By rule-breaking, I don’t mean turning up the volume—yelling-and-screaming kind of writing—for with that the story remains the same. I’m talking about risks that chip away at foundations that are tangled up with consistency and grammar, soft or loud voice withstanding.
In the end, the question remains: Why would anyone want to risk criticism and rejection by doing what he or she isn’t supposed to do? Why not adhere to consistency and rules of grammar? After all, they make for readability and understanding. In most cases you’re not going to lose the reader by employing consistency. That’s why it’s such a staple. But . . . maybe what you want to say cannot be said within the strictures of rules. There have been any number of writers who have fretted and worried about their writing: Were they going to be understood? Flaubert, Proust, Woolf, the list goes on, all worried about what they were doing. Unfortunately, the people who broke the rules and didn’t become famous we don’t know about. But undoubtedly there were many. Failure is more prevalent than success.
So—is it worth it to take risks? In my opinion it depends on the piece. There’s a feeling that each piece of writing throws out, a feeling that’s attached to that piece. Even if it’s in my head there’s a feeling, which might or might not change once it goes onto paper. And that’s also part of the terrain: Fiction is fluid. It often changes as it’s being written. In revision, too, it can change. A risky piece might become a not-risky piece, or vice versa. This is not a paint-by-numbers deal. If it were, it wouldn’t be interesting.
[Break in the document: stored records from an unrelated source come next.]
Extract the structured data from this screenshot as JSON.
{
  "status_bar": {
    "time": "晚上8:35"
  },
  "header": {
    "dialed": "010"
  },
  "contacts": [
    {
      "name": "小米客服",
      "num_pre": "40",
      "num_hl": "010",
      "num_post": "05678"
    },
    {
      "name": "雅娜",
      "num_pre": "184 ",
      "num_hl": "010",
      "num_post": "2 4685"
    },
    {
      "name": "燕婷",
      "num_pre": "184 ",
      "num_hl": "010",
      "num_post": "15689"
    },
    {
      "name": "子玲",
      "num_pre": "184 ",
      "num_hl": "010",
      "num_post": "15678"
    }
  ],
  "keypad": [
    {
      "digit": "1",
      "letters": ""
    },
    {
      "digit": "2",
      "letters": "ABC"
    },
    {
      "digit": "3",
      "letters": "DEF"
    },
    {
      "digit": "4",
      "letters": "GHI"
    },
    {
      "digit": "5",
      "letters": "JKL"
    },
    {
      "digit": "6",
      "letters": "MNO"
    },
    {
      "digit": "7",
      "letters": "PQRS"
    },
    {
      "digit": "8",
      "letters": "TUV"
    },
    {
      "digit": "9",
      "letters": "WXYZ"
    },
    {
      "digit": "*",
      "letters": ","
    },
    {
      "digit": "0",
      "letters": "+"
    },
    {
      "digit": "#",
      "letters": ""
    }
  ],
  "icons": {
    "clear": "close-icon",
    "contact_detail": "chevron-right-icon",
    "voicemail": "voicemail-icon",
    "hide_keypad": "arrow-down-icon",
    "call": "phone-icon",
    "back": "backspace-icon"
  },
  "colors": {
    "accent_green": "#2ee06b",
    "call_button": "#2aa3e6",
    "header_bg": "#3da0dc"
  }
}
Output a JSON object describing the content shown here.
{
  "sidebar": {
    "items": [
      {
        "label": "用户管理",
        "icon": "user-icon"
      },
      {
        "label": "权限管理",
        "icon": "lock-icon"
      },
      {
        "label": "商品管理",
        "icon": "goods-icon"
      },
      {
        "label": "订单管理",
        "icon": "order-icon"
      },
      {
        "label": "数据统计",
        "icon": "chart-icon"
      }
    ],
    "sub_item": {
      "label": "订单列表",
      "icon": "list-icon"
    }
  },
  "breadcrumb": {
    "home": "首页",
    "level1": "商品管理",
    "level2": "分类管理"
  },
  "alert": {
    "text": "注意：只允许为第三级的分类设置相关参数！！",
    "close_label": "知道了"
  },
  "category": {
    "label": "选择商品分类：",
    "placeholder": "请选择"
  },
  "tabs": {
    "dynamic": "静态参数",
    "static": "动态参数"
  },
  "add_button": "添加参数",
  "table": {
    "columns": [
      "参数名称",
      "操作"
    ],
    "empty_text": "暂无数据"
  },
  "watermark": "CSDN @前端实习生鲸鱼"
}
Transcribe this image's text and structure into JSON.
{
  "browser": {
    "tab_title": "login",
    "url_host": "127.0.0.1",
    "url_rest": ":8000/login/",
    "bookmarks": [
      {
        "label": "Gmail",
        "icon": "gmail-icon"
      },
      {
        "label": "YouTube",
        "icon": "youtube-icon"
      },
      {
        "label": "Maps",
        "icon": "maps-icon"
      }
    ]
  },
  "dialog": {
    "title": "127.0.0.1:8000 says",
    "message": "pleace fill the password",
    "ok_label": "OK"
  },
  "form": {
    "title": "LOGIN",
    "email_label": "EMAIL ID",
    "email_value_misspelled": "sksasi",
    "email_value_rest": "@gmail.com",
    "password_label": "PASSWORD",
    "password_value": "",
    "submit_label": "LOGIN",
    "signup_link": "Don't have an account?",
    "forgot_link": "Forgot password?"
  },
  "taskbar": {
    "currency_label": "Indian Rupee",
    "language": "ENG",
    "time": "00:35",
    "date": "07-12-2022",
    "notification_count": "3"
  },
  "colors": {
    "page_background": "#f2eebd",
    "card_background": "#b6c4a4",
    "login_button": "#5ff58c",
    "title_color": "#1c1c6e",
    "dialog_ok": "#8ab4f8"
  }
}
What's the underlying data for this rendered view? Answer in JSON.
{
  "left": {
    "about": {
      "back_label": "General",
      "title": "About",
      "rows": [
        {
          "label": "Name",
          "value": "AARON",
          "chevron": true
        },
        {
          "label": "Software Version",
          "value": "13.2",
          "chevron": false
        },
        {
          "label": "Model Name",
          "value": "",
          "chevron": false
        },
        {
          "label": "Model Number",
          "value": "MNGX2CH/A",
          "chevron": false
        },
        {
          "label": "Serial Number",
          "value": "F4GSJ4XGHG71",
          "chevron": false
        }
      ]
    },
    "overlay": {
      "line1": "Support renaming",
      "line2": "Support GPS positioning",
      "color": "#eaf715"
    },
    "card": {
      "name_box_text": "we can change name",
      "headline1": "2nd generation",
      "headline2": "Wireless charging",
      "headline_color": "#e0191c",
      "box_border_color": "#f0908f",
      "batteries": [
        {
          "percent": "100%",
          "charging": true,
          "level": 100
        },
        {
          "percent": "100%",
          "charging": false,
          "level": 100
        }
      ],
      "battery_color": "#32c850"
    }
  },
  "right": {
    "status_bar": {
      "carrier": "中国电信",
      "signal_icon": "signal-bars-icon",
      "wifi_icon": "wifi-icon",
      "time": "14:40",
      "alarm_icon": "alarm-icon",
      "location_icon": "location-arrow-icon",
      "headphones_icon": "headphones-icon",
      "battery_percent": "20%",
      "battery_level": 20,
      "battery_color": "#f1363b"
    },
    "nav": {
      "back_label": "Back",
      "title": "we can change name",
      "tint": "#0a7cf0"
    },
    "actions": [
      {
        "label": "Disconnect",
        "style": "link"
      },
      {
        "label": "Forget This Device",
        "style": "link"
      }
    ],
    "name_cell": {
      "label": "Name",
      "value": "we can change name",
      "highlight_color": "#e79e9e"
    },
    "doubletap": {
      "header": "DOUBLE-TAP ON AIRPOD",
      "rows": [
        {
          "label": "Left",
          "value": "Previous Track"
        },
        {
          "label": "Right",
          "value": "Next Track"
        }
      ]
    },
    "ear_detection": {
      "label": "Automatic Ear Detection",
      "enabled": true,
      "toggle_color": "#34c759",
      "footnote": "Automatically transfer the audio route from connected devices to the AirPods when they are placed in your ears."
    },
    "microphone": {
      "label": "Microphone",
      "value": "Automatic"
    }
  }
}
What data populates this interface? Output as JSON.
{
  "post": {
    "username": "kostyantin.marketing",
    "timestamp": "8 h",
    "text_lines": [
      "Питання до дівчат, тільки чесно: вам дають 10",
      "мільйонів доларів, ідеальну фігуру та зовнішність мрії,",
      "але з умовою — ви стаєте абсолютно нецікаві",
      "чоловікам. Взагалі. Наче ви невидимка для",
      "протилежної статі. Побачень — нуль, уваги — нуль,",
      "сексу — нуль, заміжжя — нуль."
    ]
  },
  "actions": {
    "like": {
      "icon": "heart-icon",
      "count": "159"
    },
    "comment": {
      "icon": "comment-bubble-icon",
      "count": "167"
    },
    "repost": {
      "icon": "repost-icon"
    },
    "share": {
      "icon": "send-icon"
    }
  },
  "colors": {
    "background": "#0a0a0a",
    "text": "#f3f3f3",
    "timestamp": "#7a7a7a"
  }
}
I take risks when I think it’s appropriate, or when I feel it’s appropriate. And that would be my advice to anyone grappling with the dilemma of breaking the rules. I would further add that I’m not only referring to literary fiction. Any genre, any type of fiction entails choices, which might very well have to do with taking risks. But perhaps literary more than the others invites risk, yet who’s to draw lines when cross-pollination is at work—a mystery that crosses into literary, a romance that uses literary forms, a science fiction piece with literary attributes—genre: plot driven; literary: character driven. Any number of novels or stories have attributes of both.
By MICHAEL ONOFREY
MICHAEL ONOFREY was born and raised in Los Angeles. Currently he lives in Japan. Over seventy of his short stories have been published in literary journals and magazines, in print and online, in such places as Cottonwood, The Evansville Review, Natural Bridge, Snowy Egret, Terrain.org, Weber–The Contemporary West, and The William and Mary Review. Among anthologized work, his stories have appeared in Creativity & Constraint (Wising Up Press, 2014), In New Light(Northern Initiative for Social Action, 2013), Road to Nowhere and Other New Stories from the Southwest (University of New Mexico Press, 2013), and Imagination & Place: An Anthology (Imagination & Place Press, 2009). He can be found online at Directory of Writers, Poets and Writers, and on Facebook.